Reporters Without Borders notes the release on bail, on 2 March 2006, of Alok Tomar, editor of the Hindi-language magazine Shabdarth. He had to pay 50,000 rupees (943 euros) and provide a personal surety. He was arrested on 23 February after publishing one of the Danish cartoons of the prophet Mohammed.
A daily suspended in Malaysia for reprinting cartoons
The minister for internal security on 25 February 2006 issued a statement announcing a two-week suspension of the daily Berita Petang Sarawak for publishing a caricature of the Prophet Mohammed, making it the third paper in Malaysia to be suspended for reprinting the Danish cartoons.
The newspaper, which cannot reappear until 11 March, is accused of publishing one of the cartoons in its 4 February edition, illustrating an article headlined, “We are ready for the Jihad” The publication contravenes the 1984 press and publications law, the authorities said.
The two other suspended papers are the Sarawak Tribune and the Guangming Daily.
Indian magazine editor arrested for publishing one of the cartoons
Police in New Delhi arrested Alok Tomar, editor of the Hindi-language magazine Shabdarth on 23 February for publishing one of the cartoons of the prophet that were first printed in Denmark. They also seized hundreds of copies of the magazine. The journalist’s colleagues said that the cartoon had been used to illustrate an article that called on the press not to publish articles and caricatures that were offensive to believers.
Editor sacked in Indonesia for reprinting Mohammed cartoons
David Da Silva, editor of the Christian magazine Gloria, in Surabaya (Java), has been dismissed for reprinting the controversial 12 cartoons of the prophet Mohammed. "As soon as we learned they were in the magazine, we withdrew 8,000 copies from sale," said a management spokesman. "Unfortunately, some had already been bought and sparked strong reaction." Several demonstrations have been
staged in front of the magazine’s offices. Police have questioned Da Silva.
Another daily newspaper suspended for publishing a photo of the cartoons
The government has suspended the evening edition of Chinese-language daily Guangming for two weeks after it published a photograph showing the cartoons of the Prophet Mohammed. The newspaper is banned from appearing from 16 February to 1st March. According to the website Malaysiakini, the newspaper on 3 February published a photo from Agence France-Presse in its evening edition for the north of the country, showing someone reading a newspaper containing a reproduction of the cartoons. The daily’s management withdrew all copies from sale. The suspension order was made by the head of government who is also minister for internal security.

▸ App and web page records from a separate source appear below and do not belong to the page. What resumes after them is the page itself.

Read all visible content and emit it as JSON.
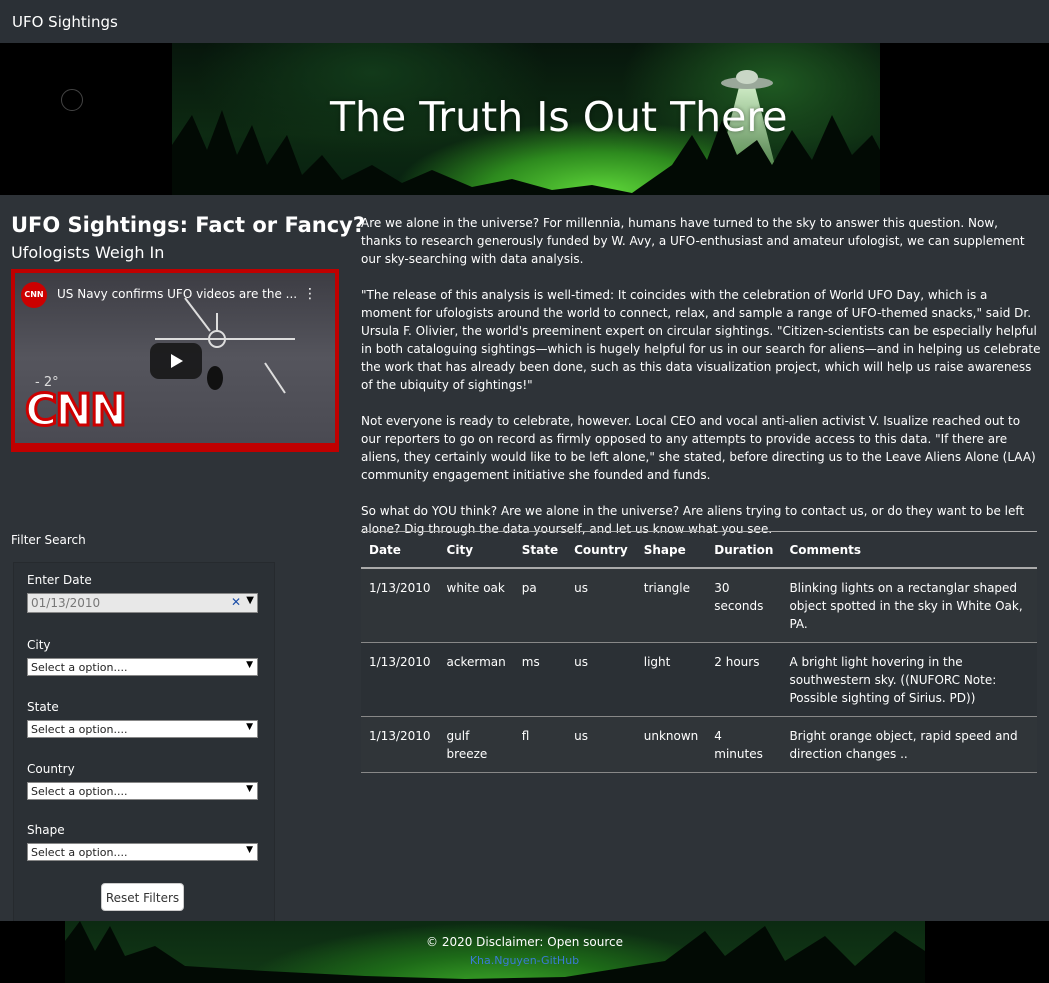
{
  "navbar": {
    "brand": "UFO Sightings"
  },
  "hero": {
    "title": "The Truth Is Out There"
  },
  "intro": {
    "heading": "UFO Sightings: Fact or Fancy?",
    "subheading": "Ufologists Weigh In"
  },
  "video": {
    "title": "US Navy confirms UFO videos are the ...",
    "channel_logo": "CNN",
    "overlay_logo": "CNN",
    "overlay_temp": "- 2°"
  },
  "article": {
    "paragraphs": [
      "Are we alone in the universe? For millennia, humans have turned to the sky to answer this question. Now, thanks to research generously funded by W. Avy, a UFO-enthusiast and amateur ufologist, we can supplement our sky-searching with data analysis.",
      "\"The release of this analysis is well-timed: It coincides with the celebration of World UFO Day, which is a moment for ufologists around the world to connect, relax, and sample a range of UFO-themed snacks,\" said Dr. Ursula F. Olivier, the world's preeminent expert on circular sightings. \"Citizen-scientists can be especially helpful in both cataloguing sightings—which is hugely helpful for us in our search for aliens—and in helping us celebrate the work that has already been done, such as this data visualization project, which will help us raise awareness of the ubiquity of sightings!\"",
      "Not everyone is ready to celebrate, however. Local CEO and vocal anti-alien activist V. Isualize reached out to our reporters to go on record as firmly opposed to any attempts to provide access to this data. \"If there are aliens, they certainly would like to be left alone,\" she stated, before directing us to the Leave Aliens Alone (LAA) community engagement initiative she founded and funds.",
      "So what do YOU think? Are we alone in the universe? Are aliens trying to contact us, or do they want to be left alone? Dig through the data yourself, and let us know what you see."
    ]
  },
  "filters": {
    "section_label": "Filter Search",
    "date_label": "Enter Date",
    "date_value": "01/13/2010",
    "city_label": "City",
    "state_label": "State",
    "country_label": "Country",
    "shape_label": "Shape",
    "select_placeholder": "Select a option....",
    "reset_label": "Reset Filters"
  },
  "table": {
    "headers": [
      "Date",
      "City",
      "State",
      "Country",
      "Shape",
      "Duration",
      "Comments"
    ],
    "rows": [
      [
        "1/13/2010",
        "white oak",
        "pa",
        "us",
        "triangle",
        "30 seconds",
        "Blinking lights on a rectanglar shaped object spotted in the sky in White Oak, PA."
      ],
      [
        "1/13/2010",
        "ackerman",
        "ms",
        "us",
        "light",
        "2 hours",
        "A bright light hovering in the southwestern sky. ((NUFORC Note: Possible sighting of Sirius. PD))"
      ],
      [
        "1/13/2010",
        "gulf breeze",
        "fl",
        "us",
        "unknown",
        "4 minutes",
        "Bright orange object, rapid speed and direction changes .."
      ]
    ]
  },
  "footer": {
    "copyright": "© 2020 Disclaimer: Open source",
    "link": "Kha.Nguyen-GitHub"
  }
}
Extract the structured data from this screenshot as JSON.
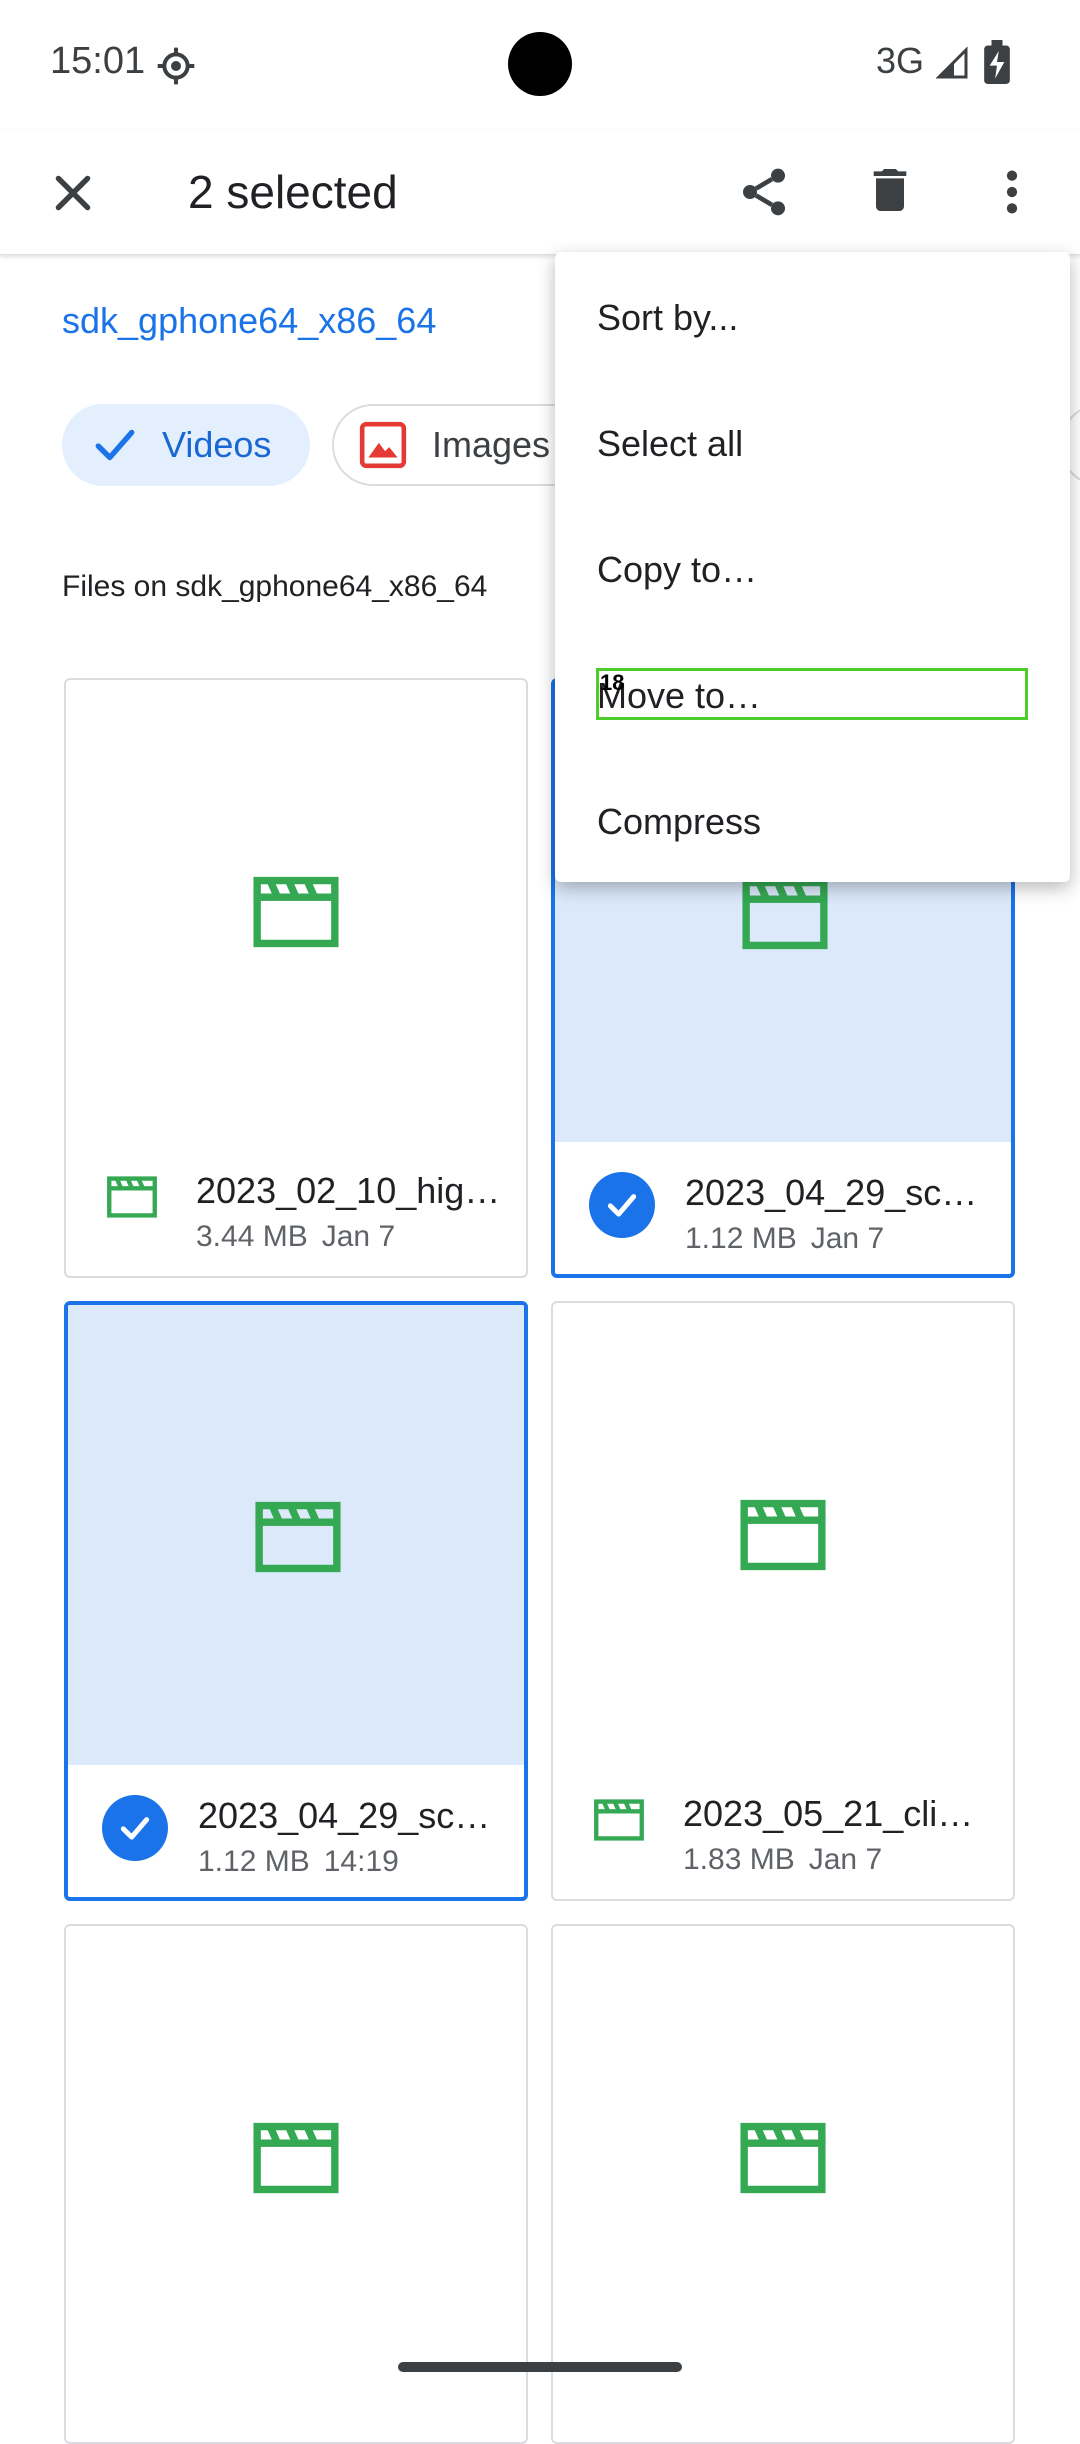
{
  "status": {
    "time": "15:01",
    "network": "3G"
  },
  "toolbar": {
    "title": "2 selected"
  },
  "storage_link": "sdk_gphone64_x86_64",
  "chips": {
    "videos": "Videos",
    "images": "Images"
  },
  "section_title": "Files on sdk_gphone64_x86_64",
  "files": [
    {
      "name": "2023_02_10_hig…",
      "size": "3.44 MB",
      "date": "Jan 7",
      "selected": false
    },
    {
      "name": "2023_04_29_sc…",
      "size": "1.12 MB",
      "date": "Jan 7",
      "selected": true
    },
    {
      "name": "2023_04_29_sc…",
      "size": "1.12 MB",
      "date": "14:19",
      "selected": true
    },
    {
      "name": "2023_05_21_cli…",
      "size": "1.83 MB",
      "date": "Jan 7",
      "selected": false
    }
  ],
  "menu": {
    "items": [
      "Sort by...",
      "Select all",
      "Copy to…",
      "Move to…",
      "Compress"
    ]
  },
  "highlight_label": "18",
  "colors": {
    "accent": "#1a73e8",
    "video_icon": "#34a853",
    "image_icon": "#e53935"
  }
}
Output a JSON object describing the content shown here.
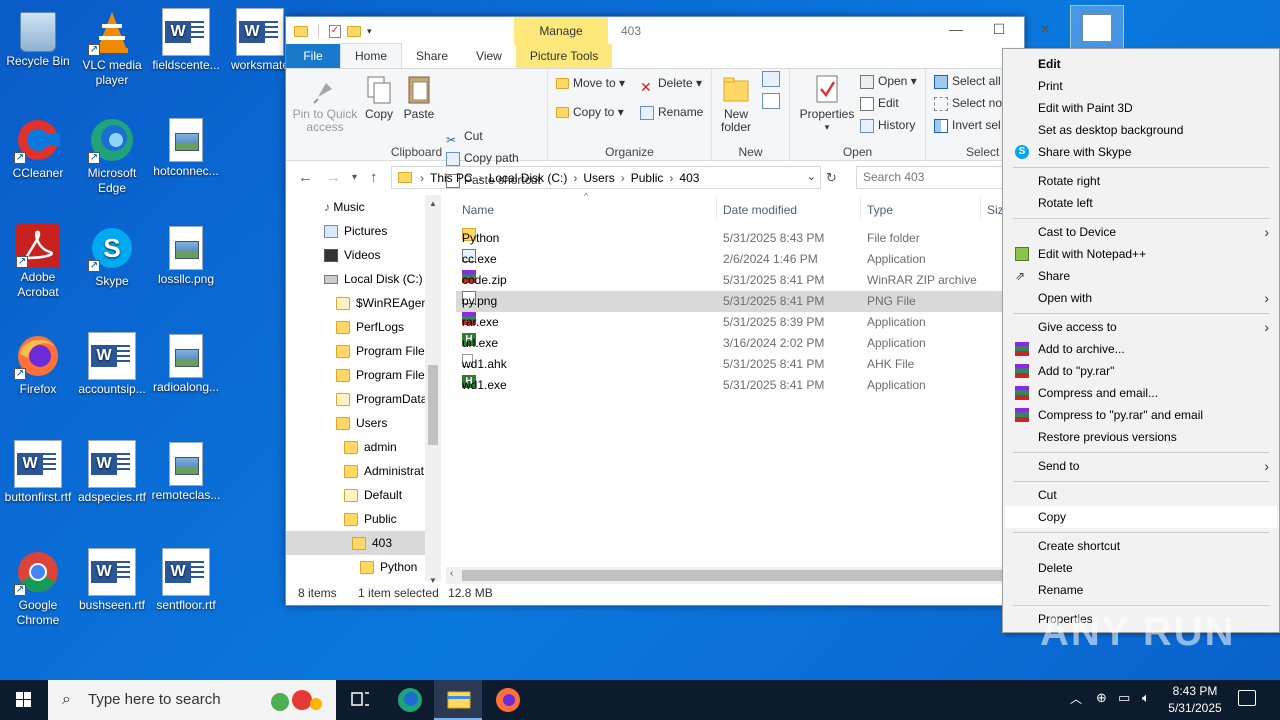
{
  "desktop": {
    "icons": [
      {
        "label": "Recycle Bin"
      },
      {
        "label": "VLC media player"
      },
      {
        "label": "fieldscente..."
      },
      {
        "label": "worksmate"
      },
      {
        "label": "CCleaner"
      },
      {
        "label": "Microsoft Edge"
      },
      {
        "label": "hotconnec..."
      },
      {
        "label": "Adobe Acrobat"
      },
      {
        "label": "Skype"
      },
      {
        "label": "lossllc.png"
      },
      {
        "label": "Firefox"
      },
      {
        "label": "accountsip..."
      },
      {
        "label": "radioalong..."
      },
      {
        "label": "buttonfirst.rtf"
      },
      {
        "label": "adspecies.rtf"
      },
      {
        "label": "remoteclas..."
      },
      {
        "label": "Google Chrome"
      },
      {
        "label": "bushseen.rtf"
      },
      {
        "label": "sentfloor.rtf"
      }
    ]
  },
  "explorer": {
    "title": "403",
    "manage_tab": "Manage",
    "tabs": [
      "File",
      "Home",
      "Share",
      "View",
      "Picture Tools"
    ],
    "ribbon": {
      "clipboard": {
        "label": "Clipboard",
        "pin": "Pin to Quick access",
        "copy": "Copy",
        "paste": "Paste",
        "cut": "Cut",
        "copy_path": "Copy path",
        "paste_shortcut": "Paste shortcut"
      },
      "organize": {
        "label": "Organize",
        "move_to": "Move to",
        "copy_to": "Copy to",
        "delete": "Delete",
        "rename": "Rename"
      },
      "new": {
        "label": "New",
        "new_folder": "New folder"
      },
      "open": {
        "label": "Open",
        "properties": "Properties",
        "open": "Open",
        "edit": "Edit",
        "history": "History"
      },
      "select": {
        "label": "Select",
        "select_all": "Select all",
        "select_none": "Select no",
        "invert": "Invert sel"
      }
    },
    "address": {
      "crumbs": [
        "This PC",
        "Local Disk (C:)",
        "Users",
        "Public",
        "403"
      ],
      "search_placeholder": "Search 403"
    },
    "nav": [
      {
        "label": "Music"
      },
      {
        "label": "Pictures"
      },
      {
        "label": "Videos"
      },
      {
        "label": "Local Disk (C:)"
      },
      {
        "label": "$WinREAgent"
      },
      {
        "label": "PerfLogs"
      },
      {
        "label": "Program Files"
      },
      {
        "label": "Program Files"
      },
      {
        "label": "ProgramData"
      },
      {
        "label": "Users"
      },
      {
        "label": "admin"
      },
      {
        "label": "Administrat"
      },
      {
        "label": "Default"
      },
      {
        "label": "Public"
      },
      {
        "label": "403"
      },
      {
        "label": "Python"
      }
    ],
    "columns": {
      "name": "Name",
      "date": "Date modified",
      "type": "Type",
      "size": "Size"
    },
    "files": [
      {
        "name": "Python",
        "date": "5/31/2025 8:43 PM",
        "type": "File folder",
        "icon": "folder-icon"
      },
      {
        "name": "cc.exe",
        "date": "2/6/2024 1:46 PM",
        "type": "Application",
        "icon": "exe-icon"
      },
      {
        "name": "code.zip",
        "date": "5/31/2025 8:41 PM",
        "type": "WinRAR ZIP archive",
        "icon": "winrar-icon"
      },
      {
        "name": "py.png",
        "date": "5/31/2025 8:41 PM",
        "type": "PNG File",
        "icon": "png-file-icon"
      },
      {
        "name": "rar.exe",
        "date": "5/31/2025 8:39 PM",
        "type": "Application",
        "icon": "winrar-icon"
      },
      {
        "name": "url.exe",
        "date": "3/16/2024 2:02 PM",
        "type": "Application",
        "icon": "autohotkey-icon"
      },
      {
        "name": "wd1.ahk",
        "date": "5/31/2025 8:41 PM",
        "type": "AHK File",
        "icon": "text-file-icon"
      },
      {
        "name": "wd1.exe",
        "date": "5/31/2025 8:41 PM",
        "type": "Application",
        "icon": "autohotkey-icon"
      }
    ],
    "status": {
      "count": "8 items",
      "selected": "1 item selected",
      "size": "12.8 MB"
    }
  },
  "context_menu": {
    "items": [
      "Edit",
      "Print",
      "Edit with Paint 3D",
      "Set as desktop background",
      "Share with Skype",
      "Rotate right",
      "Rotate left",
      "Cast to Device",
      "Edit with Notepad++",
      "Share",
      "Open with",
      "Give access to",
      "Add to archive...",
      "Add to \"py.rar\"",
      "Compress and email...",
      "Compress to \"py.rar\" and email",
      "Restore previous versions",
      "Send to",
      "Cut",
      "Copy",
      "Create shortcut",
      "Delete",
      "Rename",
      "Properties"
    ]
  },
  "watermark": "ANY RUN",
  "taskbar": {
    "search_placeholder": "Type here to search",
    "time": "8:43 PM",
    "date": "5/31/2025"
  }
}
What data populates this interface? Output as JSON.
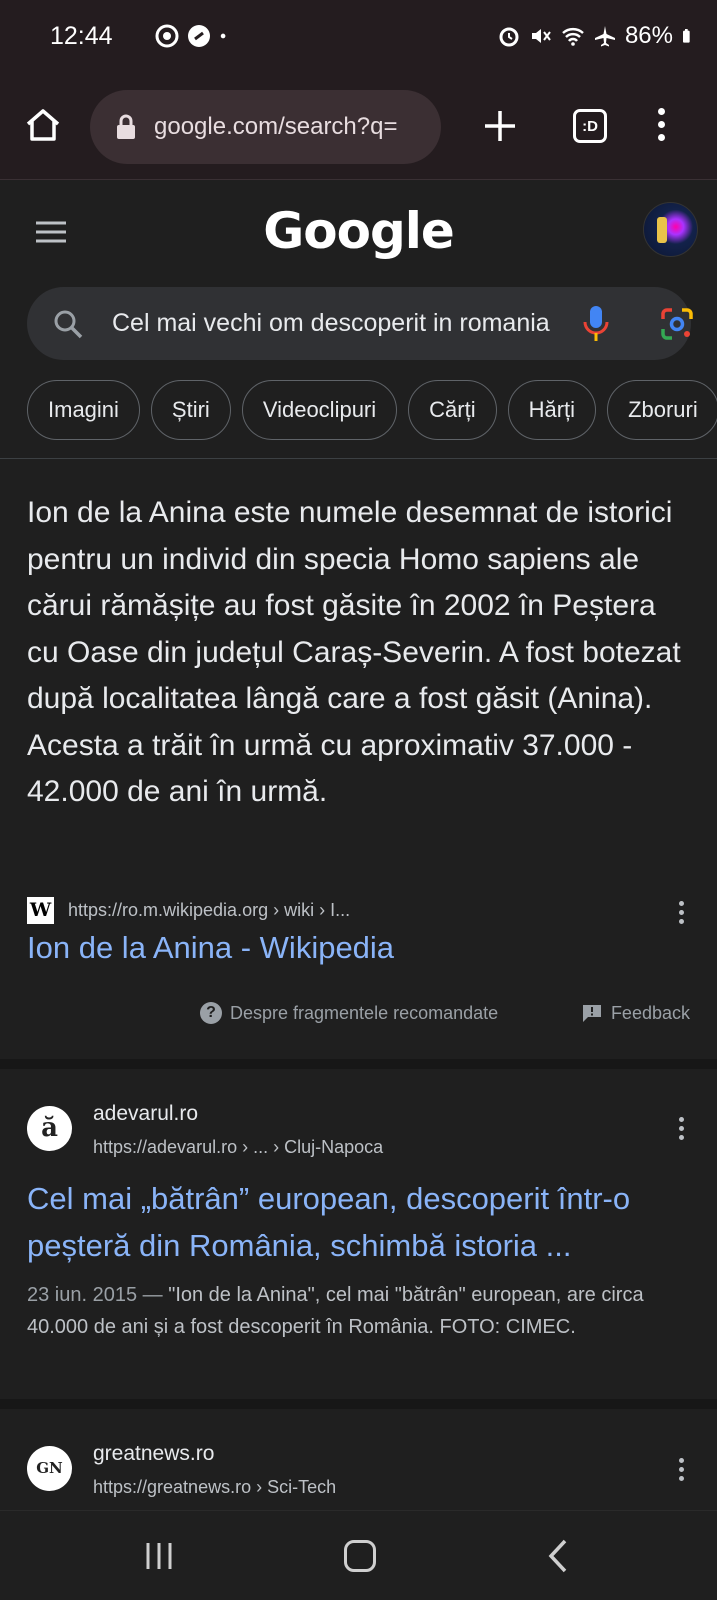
{
  "status_bar": {
    "time": "12:44",
    "battery": "86%",
    "left_icons": [
      "chrome-icon",
      "link-icon",
      "dot-icon"
    ],
    "right_icons": [
      "alarm-icon",
      "mute-icon",
      "wifi-icon",
      "airplane-icon",
      "battery-icon"
    ]
  },
  "browser": {
    "url": "google.com/search?q=",
    "tab_switcher_label": ":D"
  },
  "google": {
    "logo": "Google",
    "search_query": "Cel mai vechi om descoperit in romania"
  },
  "chips": [
    "Imagini",
    "Știri",
    "Videoclipuri",
    "Cărți",
    "Hărți",
    "Zboruri"
  ],
  "featured_snippet": {
    "text": "Ion de la Anina este numele desemnat de istorici pentru un individ din specia Homo sapiens ale cărui rămășițe au fost găsite în 2002 în Peștera cu Oase din județul Caraș-Severin. A fost botezat după localitatea lângă care a fost găsit (Anina). Acesta a trăit în urmă cu aproximativ 37.000 - 42.000 de ani în urmă.",
    "source_url": "https://ro.m.wikipedia.org › wiki › I...",
    "title": "Ion de la Anina - Wikipedia",
    "about_label": "Despre fragmentele recomandate",
    "feedback_label": "Feedback"
  },
  "results": [
    {
      "site_name": "adevarul.ro",
      "favicon_letter": "ă",
      "url": "https://adevarul.ro › ... › Cluj-Napoca",
      "title": "Cel mai „bătrân” european, descoperit într-o peșteră din România, schimbă istoria ...",
      "date": "23 iun. 2015 — ",
      "description": "\"Ion de la Anina\", cel mai \"bătrân\" european, are circa 40.000 de ani și a fost descoperit în România. FOTO: CIMEC."
    },
    {
      "site_name": "greatnews.ro",
      "favicon_letter": "GN",
      "url": "https://greatnews.ro › Sci-Tech"
    }
  ],
  "colors": {
    "background": "#1f1f1f",
    "link": "#8ab4f8",
    "toolbar": "#241c1f"
  }
}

Prophet cartoons: Censorship in Malaysia, Indonesia, Algeria and Yemen
Reporters Without Borders today deplored the Malaysian government’s decision to suspend the Sarawak Tribune daily newspaper’s publishing licence for reprinting the controversial caricatures of the Prophet Mohammed in its 4 February issue. A tabloid in Indonesia was seized by authorities for the same reason.
“This measure is excessive, especially as the newspaper in no way intended to be provocative and reprinted the cartoons simply to complement its news coverage,” Reporters Without Borders said. “The entire staff do not deserve to be punished like this. Although some of these cartoons may be found repulsive, press freedom is once against threatened in this case.”
It was Prime Minister Abdullah Ahmad Badawi who yesterday ordered the suspension of the Sarawak Tribune’s licence until further notice. The newspaper is based in the eastern province of Sarawak (on the island of Borneo). The New Straits Times newspaper said the entire cabinet shared Badawi’s view that reprinting the “humiliating caricatures” was offensive and required a stern reaction from the government.
Badawi, who is also internal security minister and the current chairman of the Organisation of the Islamic Conference, said reprinting the cartoons was “irresponsible and inhuman” for Muslims and gave a negative image of his country. Representatives of the ministry of internal security and information refused to give the foreign press any comment.
“We foresaw this reaction from the government and we will suspend publication as soon as we are ordered to,” Polit Hamzah of the Sarawak Press Newspaper Group told the Associated Press. The group, which owns the daily, apologised for the decision to publish the cartoons in order to illustrate a report about the ongoing demonstrations in the Muslim world.
The editor present when the decision was taken, Lester Melanyi, a non-Muslim, was interrogated for two hours by the police, who are still investigating to see if a crime was committed. Melanyi resigned a few hours later.
Meanwhile, the authorities in neighboring Indonesia ordered the withdrawal from sale of 3,000 copies of Peta, a tabloid weekly, in which the caricatures had also been reprinted. The police chief said he intended to prosecute the newspaper for “blasphemy.”
Two weeklies, Yemen Observer and Al-Raï Al-Aam, were suspended in Yemen for reprinting the caricatures on 4 and 7 February respectively, while TV journalists were dismissed for screening them in Algeria.